### Entries supplied
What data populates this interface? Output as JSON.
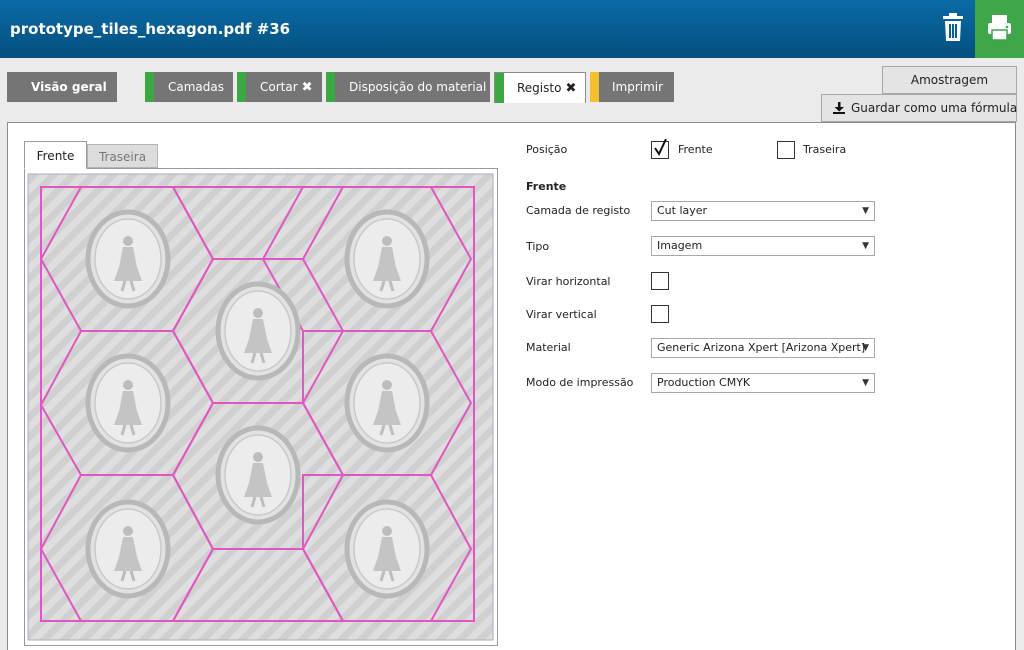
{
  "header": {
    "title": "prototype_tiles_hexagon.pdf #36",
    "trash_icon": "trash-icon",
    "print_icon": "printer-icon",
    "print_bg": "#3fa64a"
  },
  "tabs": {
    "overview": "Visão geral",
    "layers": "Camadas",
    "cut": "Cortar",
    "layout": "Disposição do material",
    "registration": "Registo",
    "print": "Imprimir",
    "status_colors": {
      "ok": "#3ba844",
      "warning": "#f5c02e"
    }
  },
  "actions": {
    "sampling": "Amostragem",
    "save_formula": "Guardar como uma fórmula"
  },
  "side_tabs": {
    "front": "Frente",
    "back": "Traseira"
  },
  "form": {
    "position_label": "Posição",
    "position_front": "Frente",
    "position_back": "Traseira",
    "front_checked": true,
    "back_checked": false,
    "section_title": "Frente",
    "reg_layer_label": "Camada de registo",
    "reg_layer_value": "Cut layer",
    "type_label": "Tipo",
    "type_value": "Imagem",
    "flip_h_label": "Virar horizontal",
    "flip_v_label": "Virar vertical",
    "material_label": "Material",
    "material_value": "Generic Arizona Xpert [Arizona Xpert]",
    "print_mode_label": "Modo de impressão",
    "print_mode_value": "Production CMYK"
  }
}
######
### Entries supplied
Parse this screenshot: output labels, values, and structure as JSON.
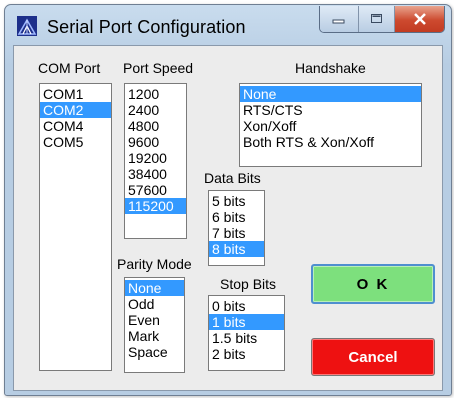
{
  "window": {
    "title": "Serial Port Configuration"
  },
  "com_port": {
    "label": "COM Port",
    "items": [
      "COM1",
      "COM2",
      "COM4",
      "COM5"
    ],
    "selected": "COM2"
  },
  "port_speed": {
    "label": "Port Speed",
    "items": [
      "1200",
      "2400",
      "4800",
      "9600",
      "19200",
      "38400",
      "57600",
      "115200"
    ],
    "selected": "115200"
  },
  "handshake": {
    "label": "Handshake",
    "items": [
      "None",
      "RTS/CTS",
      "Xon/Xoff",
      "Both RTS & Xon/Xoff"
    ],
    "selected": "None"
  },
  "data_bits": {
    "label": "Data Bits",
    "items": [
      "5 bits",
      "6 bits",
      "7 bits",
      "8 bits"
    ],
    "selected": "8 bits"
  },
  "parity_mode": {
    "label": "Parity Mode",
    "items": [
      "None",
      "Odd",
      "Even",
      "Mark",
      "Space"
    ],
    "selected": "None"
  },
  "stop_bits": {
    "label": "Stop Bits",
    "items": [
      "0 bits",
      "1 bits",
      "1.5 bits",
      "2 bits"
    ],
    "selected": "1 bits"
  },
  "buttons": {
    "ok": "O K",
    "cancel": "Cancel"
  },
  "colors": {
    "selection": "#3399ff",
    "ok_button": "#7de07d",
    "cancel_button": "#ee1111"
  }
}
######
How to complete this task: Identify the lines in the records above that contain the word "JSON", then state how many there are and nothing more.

Your response: 2